- ACTIVITY -
The word "Bolivia" occurs in some lines of the listing. Copy those lines.
# # # # #
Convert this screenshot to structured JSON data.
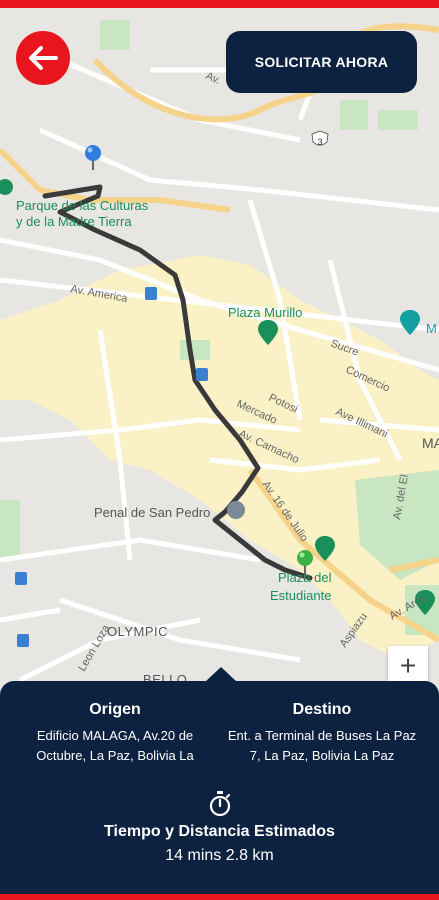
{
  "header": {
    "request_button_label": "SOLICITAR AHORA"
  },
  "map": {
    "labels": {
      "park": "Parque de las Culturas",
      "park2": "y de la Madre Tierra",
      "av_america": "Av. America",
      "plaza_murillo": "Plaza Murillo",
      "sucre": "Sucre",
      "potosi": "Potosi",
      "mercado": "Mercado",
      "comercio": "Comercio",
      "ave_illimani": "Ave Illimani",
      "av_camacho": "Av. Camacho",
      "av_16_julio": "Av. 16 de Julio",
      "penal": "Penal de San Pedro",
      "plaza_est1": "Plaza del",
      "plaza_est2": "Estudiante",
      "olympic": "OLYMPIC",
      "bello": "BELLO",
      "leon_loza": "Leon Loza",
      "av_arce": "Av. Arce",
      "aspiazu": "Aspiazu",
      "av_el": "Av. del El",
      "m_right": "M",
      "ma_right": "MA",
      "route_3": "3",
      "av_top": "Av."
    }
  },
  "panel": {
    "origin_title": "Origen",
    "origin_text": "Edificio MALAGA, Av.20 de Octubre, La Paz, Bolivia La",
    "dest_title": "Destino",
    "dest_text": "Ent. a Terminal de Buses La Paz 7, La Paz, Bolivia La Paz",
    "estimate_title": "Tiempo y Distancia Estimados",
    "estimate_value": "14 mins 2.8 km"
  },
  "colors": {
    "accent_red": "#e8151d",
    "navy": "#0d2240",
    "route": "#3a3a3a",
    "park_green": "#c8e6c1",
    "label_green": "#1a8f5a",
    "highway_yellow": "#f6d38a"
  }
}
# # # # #
- WORKED SOLUTION -
    "origin_text": "Edificio MALAGA, Av.20 de Octubre, La Paz, Bolivia La",
    "dest_text": "Ent. a Terminal de Buses La Paz 7, La Paz, Bolivia La Paz",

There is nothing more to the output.